++++ AVAILABLE DATA

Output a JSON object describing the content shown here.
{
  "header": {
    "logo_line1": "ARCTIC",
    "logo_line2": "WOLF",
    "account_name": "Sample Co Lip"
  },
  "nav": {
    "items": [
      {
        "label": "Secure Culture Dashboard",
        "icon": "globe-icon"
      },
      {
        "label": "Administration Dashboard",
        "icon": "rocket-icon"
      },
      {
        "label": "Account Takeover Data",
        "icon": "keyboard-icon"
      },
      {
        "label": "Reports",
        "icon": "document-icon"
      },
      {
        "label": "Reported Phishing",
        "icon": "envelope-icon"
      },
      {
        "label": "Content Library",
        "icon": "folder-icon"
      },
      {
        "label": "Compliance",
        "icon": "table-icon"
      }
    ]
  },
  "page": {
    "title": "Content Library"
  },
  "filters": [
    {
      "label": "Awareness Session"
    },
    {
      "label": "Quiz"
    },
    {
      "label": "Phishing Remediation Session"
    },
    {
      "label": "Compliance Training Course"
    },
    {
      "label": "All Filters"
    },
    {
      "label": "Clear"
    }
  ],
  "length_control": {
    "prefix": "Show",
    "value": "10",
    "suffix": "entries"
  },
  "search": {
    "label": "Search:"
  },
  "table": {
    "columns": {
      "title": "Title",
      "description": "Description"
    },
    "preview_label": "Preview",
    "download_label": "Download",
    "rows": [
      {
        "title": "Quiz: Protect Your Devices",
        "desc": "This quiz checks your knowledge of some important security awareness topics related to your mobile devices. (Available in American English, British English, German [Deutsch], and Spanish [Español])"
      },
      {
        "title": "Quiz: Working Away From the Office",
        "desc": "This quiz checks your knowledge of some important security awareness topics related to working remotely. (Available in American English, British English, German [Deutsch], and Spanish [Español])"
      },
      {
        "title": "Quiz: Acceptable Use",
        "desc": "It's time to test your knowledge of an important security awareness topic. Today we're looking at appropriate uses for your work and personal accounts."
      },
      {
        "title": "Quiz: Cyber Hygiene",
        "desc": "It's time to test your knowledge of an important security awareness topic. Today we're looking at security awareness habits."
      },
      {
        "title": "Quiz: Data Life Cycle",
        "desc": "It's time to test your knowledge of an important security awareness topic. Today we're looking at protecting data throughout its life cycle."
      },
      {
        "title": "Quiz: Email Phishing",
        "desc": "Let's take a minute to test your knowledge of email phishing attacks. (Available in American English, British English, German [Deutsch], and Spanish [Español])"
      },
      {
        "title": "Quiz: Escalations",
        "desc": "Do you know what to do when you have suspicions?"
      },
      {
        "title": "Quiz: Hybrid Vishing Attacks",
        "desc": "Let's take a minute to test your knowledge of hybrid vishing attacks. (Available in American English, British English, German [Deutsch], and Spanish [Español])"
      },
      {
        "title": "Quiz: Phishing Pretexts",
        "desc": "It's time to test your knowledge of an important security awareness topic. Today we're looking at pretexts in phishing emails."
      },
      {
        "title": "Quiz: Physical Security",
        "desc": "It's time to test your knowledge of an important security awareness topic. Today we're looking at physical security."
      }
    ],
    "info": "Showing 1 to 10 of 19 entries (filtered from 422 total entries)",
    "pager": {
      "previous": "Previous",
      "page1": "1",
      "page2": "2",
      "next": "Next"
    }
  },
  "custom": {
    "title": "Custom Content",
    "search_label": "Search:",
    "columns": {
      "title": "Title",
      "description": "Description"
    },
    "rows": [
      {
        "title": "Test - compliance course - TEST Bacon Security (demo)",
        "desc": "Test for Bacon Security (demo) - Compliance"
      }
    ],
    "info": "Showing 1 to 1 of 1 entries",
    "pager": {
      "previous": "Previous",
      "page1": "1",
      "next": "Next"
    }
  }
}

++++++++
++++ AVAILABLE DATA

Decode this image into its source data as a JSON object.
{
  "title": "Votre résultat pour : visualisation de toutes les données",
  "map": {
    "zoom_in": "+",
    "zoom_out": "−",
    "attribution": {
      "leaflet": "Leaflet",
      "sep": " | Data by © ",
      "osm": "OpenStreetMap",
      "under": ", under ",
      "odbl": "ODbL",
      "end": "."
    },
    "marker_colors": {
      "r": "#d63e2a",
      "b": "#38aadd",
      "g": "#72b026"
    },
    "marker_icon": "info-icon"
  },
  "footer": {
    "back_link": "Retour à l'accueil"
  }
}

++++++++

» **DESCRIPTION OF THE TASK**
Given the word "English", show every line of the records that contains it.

» **SOLUTION TO THIS TASK**
        "desc": "This quiz checks your knowledge of some important security awareness topics related to your mobile devices. (Available in American English, British English, German [Deutsch], and Spanish [Español])"
        "desc": "This quiz checks your knowledge of some important security awareness topics related to working remotely. (Available in American English, British English, German [Deutsch], and Spanish [Español])"
        "desc": "Let's take a minute to test your knowledge of email phishing attacks. (Available in American English, British English, German [Deutsch], and Spanish [Español])"
        "desc": "Let's take a minute to test your knowledge of hybrid vishing attacks. (Available in American English, British English, German [Deutsch], and Spanish [Español])"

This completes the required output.